**WHAT YOU ARE ASKED TO DO**
Return every line below in which "Suelo" appears.

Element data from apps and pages
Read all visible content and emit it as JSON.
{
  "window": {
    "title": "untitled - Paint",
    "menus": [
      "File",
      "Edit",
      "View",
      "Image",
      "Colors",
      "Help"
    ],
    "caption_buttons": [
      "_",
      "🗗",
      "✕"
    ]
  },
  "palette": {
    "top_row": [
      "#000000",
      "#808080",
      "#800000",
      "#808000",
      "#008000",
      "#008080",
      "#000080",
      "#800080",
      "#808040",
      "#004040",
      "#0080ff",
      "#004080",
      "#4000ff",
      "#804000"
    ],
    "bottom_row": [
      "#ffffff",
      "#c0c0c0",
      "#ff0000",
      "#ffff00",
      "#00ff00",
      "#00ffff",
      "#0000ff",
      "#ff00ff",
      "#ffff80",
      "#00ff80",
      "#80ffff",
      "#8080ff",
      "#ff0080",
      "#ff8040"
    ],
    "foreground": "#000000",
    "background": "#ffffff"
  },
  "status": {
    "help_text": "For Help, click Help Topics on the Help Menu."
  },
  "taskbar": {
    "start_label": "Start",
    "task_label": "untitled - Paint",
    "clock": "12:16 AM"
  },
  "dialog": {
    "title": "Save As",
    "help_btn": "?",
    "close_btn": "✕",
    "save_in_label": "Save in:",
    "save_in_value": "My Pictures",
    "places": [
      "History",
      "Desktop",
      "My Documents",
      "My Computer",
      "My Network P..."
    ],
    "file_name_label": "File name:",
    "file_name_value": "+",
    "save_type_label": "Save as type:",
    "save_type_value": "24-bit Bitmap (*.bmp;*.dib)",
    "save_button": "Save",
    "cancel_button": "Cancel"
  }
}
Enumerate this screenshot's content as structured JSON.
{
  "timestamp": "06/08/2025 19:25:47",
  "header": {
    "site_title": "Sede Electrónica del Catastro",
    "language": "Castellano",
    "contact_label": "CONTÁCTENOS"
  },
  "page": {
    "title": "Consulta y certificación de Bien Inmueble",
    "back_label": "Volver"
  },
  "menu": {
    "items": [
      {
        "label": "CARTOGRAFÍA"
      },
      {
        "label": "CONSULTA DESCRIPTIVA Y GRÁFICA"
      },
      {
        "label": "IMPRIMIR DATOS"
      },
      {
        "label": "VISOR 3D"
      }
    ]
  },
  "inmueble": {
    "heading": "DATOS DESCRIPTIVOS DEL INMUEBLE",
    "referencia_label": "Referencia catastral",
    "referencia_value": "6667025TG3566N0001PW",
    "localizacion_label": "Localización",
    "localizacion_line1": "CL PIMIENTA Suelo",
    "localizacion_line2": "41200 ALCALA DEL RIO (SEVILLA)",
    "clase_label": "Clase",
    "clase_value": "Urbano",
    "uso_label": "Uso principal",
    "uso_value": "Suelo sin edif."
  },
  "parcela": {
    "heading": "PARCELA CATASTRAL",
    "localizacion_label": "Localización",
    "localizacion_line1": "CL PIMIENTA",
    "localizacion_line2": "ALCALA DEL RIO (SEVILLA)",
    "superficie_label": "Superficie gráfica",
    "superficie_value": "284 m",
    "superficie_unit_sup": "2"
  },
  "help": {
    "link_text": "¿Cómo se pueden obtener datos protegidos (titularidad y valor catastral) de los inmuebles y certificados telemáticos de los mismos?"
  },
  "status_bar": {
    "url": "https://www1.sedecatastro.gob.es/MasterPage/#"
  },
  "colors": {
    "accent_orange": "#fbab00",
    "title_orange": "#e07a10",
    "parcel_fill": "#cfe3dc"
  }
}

**EXERCISE RESPONSE**
    "localizacion_line1": "CL PIMIENTA Suelo",
    "uso_value": "Suelo sin edif."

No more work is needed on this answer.